• _Exercise aim_: Where the records below have a line with "expense", that line is to be copied.

• _Data supplied_:
====

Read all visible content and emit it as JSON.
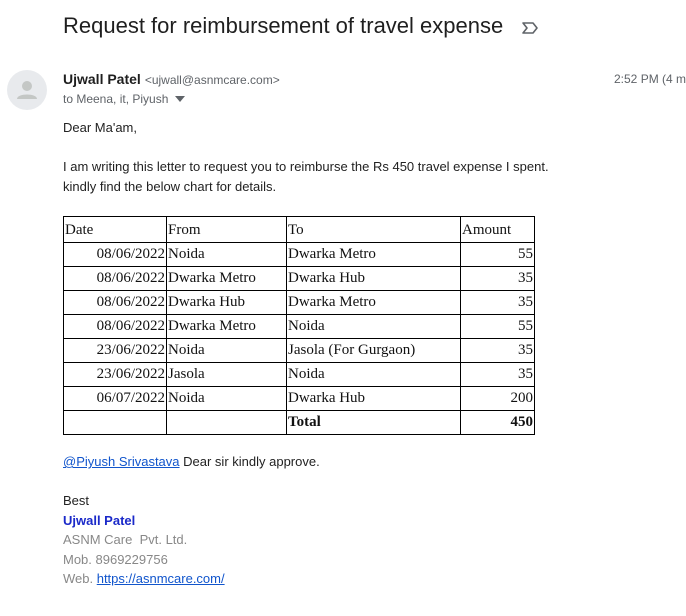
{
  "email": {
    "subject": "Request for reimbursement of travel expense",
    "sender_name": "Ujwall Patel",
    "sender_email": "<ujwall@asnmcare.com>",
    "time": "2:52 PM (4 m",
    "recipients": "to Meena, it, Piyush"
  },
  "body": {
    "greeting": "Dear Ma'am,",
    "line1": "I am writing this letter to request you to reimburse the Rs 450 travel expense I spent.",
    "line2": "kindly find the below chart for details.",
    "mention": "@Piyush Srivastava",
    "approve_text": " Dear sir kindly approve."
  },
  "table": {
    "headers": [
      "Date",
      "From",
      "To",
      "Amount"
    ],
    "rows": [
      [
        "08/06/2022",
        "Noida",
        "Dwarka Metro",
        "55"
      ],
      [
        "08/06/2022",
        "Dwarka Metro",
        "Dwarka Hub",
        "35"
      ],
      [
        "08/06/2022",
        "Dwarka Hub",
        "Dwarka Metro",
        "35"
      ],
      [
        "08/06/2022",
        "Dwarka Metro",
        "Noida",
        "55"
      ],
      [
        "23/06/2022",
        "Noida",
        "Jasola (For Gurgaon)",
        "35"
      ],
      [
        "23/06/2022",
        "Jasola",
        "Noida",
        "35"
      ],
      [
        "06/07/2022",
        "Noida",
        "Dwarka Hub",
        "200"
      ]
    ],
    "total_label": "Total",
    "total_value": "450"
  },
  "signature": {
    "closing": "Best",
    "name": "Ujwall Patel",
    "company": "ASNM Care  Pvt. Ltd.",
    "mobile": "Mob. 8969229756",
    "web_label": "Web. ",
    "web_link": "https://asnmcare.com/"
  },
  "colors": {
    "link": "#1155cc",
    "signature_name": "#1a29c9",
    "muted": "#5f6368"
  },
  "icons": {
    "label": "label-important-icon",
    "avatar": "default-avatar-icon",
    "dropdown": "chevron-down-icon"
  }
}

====

• _Exercise answer_:
    "subject": "Request for reimbursement of travel expense",
    "line1": "I am writing this letter to request you to reimburse the Rs 450 travel expense I spent.",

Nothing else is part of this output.